Grace Simpkins, coordinator of the NOAA Outreach and Education on Protected Species (NOEPS) taught students about the importance of sound to marine mammals. They explored how information can be gained from sound, familiarized themselves with the sounds made by various species of marine mammals, and discovered how hard it is to communicate when there is a lot of anthropogenic (man-made) noise. Grace also taught students about marine mammals in their backyard. They learned to distinguish mammals from other animals and then separate marine mammals from other mammals. Students learned about species of cetaceans (whale, dolphin, porpoise) and pinnipeds (seal, sea lion, walrus) that can be found off Cape Cod. She also discussed how humans impact the marine environment and what they can do to make a difference.
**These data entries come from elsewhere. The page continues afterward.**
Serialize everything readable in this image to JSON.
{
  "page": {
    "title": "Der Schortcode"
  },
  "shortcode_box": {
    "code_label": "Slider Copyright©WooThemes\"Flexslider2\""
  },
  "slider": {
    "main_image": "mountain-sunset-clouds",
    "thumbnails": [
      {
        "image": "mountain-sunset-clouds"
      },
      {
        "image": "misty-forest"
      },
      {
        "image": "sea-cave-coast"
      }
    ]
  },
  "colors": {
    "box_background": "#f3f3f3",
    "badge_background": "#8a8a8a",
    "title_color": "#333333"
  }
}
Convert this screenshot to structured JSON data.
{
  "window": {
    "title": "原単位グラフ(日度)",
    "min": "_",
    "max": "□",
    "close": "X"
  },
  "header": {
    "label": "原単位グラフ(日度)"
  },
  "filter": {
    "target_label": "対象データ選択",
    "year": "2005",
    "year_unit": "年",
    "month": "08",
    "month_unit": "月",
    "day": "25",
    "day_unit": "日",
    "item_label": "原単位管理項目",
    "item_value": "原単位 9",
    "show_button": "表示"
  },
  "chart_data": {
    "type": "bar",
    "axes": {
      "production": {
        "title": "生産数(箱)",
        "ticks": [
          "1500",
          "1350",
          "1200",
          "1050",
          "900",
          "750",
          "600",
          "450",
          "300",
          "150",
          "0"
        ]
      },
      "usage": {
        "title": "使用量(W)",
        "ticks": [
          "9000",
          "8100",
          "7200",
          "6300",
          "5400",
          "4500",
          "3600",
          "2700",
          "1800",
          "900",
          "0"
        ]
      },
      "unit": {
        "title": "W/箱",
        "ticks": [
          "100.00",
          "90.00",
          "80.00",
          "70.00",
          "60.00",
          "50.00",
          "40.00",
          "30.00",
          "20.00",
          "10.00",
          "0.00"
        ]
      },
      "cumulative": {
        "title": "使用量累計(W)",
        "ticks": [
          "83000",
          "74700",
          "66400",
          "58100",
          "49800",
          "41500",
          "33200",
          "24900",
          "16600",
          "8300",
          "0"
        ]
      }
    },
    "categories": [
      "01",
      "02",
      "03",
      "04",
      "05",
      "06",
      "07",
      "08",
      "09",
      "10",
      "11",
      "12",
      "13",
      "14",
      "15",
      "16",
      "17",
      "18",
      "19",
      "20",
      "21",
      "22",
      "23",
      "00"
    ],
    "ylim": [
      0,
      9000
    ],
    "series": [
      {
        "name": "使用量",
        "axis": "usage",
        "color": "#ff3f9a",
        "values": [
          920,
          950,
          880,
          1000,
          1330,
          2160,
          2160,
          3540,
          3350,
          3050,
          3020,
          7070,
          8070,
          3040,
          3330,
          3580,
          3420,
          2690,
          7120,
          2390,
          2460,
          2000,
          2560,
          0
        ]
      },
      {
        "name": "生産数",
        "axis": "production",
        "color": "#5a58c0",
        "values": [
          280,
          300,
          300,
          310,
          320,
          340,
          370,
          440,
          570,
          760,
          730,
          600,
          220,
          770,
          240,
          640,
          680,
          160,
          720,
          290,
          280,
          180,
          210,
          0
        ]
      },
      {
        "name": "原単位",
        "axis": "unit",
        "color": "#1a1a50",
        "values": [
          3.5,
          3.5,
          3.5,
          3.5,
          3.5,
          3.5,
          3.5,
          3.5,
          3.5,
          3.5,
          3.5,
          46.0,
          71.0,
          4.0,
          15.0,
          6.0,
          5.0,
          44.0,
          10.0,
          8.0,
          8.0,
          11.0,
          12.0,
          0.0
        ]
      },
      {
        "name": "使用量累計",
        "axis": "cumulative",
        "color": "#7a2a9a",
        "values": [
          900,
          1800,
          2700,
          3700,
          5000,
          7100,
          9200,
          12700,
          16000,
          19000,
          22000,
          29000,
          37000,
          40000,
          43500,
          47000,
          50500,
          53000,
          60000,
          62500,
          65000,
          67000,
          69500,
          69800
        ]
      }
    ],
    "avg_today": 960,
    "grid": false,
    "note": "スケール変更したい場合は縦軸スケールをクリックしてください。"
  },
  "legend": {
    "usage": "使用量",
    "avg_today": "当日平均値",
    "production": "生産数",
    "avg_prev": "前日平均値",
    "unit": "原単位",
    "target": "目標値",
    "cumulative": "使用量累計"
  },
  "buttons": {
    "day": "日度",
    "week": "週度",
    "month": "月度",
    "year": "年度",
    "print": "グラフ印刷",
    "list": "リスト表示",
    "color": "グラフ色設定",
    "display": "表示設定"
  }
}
NOAA NEFSC Biologist, Heather Haas shared information about her work with loggerhead sea turtles. Students had the opportunity to work in teams to try to identify five species of sea turtles based on data they collected by measuring carapaces and counting scutes. Later, based on Heather’s recent substantial blood work with the turtles, she taught them some simple concepts about blood and plasma. The students used pipettes to separate mock “blood” (water, food coloring and vegetable oil) in vials into “red blood cells” and “plasma”.
NOAA NEFSC, Oceanographer Jim Manning and environmental educator Abby Smith shared information about their work with ocean surface current drifters along the eastern coast of the United States. Students participated in a hands-on activity where they experimented with materials to build models that float and drift. Jim generously donated a drifter to Truro Central School, along with the sails that the students helped measure, cut, and decorate. This was STEM in action with an additional arts component.
Stacey’s collaboration with NOAA’s Northeast Fisheries Science Center and NOAA’s Outreach and Education on Protected Species resulted from meeting with NOAA scientists and staff during New England Teacher at Sea Alumni Workshops. She and the scientists wanted to bring real-life science into the hands of the students and hope to make this an annual event that can serve as a model for other schools in the region.
Read more about NOAA Ocean Day at Truro Central School in this Cape Cod Times article.